§ Work item
Copy every line of the entries that includes the word "Options".

§ Website and app data records
★ ★ ★ ★
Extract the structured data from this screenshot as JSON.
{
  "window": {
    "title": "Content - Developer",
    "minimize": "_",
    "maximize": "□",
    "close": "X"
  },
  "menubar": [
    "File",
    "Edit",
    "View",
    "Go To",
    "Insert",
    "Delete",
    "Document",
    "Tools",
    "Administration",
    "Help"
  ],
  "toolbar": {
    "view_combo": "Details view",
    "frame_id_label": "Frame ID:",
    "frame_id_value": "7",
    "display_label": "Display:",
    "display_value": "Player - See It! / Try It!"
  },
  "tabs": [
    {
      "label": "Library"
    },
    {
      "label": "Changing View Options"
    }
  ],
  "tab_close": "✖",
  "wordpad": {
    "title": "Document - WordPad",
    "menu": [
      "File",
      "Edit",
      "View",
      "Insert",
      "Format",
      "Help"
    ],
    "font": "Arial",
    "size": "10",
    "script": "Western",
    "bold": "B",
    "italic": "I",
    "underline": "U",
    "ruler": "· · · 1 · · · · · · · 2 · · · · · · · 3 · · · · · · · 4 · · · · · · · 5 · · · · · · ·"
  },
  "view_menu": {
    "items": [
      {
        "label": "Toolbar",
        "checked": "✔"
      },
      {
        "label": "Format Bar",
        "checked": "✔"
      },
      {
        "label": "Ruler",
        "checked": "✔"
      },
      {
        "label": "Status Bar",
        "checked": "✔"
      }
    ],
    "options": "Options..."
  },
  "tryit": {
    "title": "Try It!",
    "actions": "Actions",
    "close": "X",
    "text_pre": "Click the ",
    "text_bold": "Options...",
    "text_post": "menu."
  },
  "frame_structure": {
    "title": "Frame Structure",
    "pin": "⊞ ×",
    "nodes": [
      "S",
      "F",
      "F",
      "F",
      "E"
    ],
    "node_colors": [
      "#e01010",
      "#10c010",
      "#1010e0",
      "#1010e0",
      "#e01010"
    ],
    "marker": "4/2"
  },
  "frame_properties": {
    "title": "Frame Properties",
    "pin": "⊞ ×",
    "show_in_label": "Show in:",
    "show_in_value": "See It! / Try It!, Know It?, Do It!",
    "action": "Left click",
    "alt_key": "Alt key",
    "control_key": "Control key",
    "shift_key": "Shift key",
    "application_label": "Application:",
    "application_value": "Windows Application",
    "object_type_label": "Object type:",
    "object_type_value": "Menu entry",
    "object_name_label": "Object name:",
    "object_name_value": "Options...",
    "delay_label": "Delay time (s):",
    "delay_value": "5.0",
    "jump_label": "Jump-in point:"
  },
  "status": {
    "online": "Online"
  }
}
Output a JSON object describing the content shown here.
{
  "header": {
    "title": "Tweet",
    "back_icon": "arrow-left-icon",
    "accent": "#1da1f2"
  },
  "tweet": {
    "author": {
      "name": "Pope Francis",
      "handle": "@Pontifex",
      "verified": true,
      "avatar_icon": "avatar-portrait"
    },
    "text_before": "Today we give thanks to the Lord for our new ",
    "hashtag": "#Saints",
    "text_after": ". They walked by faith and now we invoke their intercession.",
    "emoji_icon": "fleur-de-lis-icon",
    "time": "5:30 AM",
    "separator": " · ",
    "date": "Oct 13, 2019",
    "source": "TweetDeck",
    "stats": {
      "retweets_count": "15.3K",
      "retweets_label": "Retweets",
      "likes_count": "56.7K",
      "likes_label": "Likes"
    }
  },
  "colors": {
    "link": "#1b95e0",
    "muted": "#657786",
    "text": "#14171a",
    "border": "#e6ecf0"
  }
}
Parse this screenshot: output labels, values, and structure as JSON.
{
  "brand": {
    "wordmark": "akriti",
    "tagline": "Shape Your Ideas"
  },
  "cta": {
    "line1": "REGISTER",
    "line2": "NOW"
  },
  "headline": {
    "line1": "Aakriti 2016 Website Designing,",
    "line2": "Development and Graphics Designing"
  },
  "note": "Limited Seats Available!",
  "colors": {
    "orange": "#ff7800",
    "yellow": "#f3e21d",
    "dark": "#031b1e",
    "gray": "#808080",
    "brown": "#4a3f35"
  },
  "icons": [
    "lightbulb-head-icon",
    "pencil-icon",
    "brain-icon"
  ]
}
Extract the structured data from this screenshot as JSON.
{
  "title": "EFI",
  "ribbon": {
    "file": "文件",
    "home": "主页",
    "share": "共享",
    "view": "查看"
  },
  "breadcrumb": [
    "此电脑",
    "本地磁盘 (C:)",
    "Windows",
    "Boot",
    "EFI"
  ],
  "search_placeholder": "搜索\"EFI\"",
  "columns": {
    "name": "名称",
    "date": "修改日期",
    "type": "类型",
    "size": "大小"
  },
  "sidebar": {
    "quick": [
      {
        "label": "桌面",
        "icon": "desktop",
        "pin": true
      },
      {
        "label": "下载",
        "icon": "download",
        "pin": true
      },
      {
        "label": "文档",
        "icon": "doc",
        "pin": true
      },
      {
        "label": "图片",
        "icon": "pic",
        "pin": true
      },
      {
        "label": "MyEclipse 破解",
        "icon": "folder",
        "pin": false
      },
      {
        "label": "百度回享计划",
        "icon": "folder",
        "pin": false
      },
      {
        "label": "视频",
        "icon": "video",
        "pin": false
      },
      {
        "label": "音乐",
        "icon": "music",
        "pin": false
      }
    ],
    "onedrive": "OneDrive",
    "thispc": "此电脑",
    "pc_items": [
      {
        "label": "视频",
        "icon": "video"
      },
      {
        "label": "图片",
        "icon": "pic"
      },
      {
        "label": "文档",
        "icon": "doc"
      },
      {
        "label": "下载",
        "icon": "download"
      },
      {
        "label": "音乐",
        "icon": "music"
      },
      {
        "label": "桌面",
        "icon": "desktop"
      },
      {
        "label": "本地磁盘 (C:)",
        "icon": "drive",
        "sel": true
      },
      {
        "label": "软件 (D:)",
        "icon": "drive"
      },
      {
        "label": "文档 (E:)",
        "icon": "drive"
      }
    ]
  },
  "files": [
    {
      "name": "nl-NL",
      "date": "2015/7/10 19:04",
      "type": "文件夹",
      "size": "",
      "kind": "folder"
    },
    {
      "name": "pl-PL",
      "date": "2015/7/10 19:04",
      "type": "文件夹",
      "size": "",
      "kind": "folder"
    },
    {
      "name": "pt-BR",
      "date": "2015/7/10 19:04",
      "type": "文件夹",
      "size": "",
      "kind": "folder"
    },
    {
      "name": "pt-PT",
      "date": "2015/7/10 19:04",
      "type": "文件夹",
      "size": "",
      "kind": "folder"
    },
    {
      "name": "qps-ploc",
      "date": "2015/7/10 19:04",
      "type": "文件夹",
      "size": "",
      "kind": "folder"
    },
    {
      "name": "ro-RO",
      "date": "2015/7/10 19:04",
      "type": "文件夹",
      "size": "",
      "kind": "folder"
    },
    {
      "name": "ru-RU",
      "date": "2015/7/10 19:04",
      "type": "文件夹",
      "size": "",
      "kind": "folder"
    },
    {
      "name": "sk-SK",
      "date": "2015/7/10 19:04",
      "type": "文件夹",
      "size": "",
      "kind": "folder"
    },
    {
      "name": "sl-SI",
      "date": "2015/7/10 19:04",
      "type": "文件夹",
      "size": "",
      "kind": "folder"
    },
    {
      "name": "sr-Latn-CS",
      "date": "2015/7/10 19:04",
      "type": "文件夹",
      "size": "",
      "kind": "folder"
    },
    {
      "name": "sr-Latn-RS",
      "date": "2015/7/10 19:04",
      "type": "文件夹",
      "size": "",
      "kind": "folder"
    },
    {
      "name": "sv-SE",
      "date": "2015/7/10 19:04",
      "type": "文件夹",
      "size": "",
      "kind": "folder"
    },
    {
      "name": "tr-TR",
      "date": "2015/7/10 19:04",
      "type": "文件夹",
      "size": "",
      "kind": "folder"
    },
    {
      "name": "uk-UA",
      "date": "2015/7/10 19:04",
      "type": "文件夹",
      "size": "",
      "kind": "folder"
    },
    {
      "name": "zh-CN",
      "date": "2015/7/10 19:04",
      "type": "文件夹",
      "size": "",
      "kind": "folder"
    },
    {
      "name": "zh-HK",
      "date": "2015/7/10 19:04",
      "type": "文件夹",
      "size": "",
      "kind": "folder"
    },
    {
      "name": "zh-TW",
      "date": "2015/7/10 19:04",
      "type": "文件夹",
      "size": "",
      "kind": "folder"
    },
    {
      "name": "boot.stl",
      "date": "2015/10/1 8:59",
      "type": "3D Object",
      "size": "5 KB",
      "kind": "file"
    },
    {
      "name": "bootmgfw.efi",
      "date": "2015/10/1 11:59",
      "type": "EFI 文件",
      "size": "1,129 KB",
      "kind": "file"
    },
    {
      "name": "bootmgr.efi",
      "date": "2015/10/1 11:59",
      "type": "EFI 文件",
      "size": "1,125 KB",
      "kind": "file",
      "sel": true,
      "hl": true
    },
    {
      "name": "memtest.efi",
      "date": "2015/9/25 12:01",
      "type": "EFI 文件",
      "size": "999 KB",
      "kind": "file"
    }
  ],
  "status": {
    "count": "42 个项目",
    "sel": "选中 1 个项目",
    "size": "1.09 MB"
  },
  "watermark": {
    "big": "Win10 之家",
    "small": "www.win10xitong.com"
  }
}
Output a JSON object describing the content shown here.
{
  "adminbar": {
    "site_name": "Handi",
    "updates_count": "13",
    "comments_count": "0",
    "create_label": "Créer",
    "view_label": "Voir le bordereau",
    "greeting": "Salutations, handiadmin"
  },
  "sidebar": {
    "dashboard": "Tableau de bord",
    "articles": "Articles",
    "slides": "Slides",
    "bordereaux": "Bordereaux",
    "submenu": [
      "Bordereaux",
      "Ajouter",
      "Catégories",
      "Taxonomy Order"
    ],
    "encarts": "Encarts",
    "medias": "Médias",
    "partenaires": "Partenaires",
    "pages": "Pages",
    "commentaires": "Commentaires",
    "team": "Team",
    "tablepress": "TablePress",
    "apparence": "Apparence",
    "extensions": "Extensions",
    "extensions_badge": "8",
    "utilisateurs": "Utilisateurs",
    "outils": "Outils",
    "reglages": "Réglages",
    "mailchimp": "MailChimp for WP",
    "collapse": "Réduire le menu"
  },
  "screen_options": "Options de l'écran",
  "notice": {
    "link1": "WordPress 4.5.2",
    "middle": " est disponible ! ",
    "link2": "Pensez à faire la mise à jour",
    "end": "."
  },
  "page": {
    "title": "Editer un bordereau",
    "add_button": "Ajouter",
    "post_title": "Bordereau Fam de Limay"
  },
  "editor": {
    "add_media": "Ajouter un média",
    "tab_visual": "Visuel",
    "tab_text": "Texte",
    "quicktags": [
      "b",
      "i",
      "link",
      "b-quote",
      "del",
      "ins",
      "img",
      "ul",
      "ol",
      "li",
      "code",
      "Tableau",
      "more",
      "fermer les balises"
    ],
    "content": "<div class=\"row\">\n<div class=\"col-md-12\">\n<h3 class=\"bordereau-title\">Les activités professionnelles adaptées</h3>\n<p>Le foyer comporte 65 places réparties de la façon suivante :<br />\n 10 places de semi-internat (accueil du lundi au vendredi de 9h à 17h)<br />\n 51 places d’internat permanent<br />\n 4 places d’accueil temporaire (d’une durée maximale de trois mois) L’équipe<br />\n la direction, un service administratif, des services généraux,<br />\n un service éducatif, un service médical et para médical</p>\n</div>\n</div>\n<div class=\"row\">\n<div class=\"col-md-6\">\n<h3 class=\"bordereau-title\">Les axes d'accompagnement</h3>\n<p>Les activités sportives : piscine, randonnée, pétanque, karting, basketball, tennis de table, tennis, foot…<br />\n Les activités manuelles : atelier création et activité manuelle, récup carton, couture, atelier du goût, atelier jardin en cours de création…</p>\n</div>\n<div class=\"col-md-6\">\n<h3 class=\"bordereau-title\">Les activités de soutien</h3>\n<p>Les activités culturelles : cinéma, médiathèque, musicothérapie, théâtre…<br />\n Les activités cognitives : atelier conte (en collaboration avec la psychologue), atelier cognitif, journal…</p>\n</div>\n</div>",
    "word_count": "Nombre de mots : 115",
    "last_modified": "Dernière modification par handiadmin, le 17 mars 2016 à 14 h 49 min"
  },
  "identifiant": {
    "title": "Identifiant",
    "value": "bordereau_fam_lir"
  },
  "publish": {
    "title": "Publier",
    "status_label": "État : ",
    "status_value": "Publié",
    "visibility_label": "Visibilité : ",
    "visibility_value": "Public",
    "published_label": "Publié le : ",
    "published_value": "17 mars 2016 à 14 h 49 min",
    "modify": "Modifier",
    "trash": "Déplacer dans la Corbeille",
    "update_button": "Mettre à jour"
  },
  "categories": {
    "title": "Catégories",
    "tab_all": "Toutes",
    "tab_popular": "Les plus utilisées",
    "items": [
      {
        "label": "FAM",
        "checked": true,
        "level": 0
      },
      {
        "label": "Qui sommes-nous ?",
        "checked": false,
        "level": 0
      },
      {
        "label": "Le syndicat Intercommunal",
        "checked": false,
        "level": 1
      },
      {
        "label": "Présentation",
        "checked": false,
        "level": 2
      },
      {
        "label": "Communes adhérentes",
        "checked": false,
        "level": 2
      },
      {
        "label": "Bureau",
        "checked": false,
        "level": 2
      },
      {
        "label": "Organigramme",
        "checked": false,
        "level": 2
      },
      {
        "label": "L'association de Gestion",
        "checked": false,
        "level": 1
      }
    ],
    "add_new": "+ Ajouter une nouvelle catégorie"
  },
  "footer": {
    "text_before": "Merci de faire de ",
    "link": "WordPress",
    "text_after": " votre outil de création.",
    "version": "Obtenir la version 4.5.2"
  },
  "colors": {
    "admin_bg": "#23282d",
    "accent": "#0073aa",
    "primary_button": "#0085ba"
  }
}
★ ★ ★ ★
§ Exercise output
      "label": "Changing View Options"
    "options": "Options..."
    "text_bold": "Options...",
    "object_name_value": "Options...",
  "screen_options": "Options de l'écran",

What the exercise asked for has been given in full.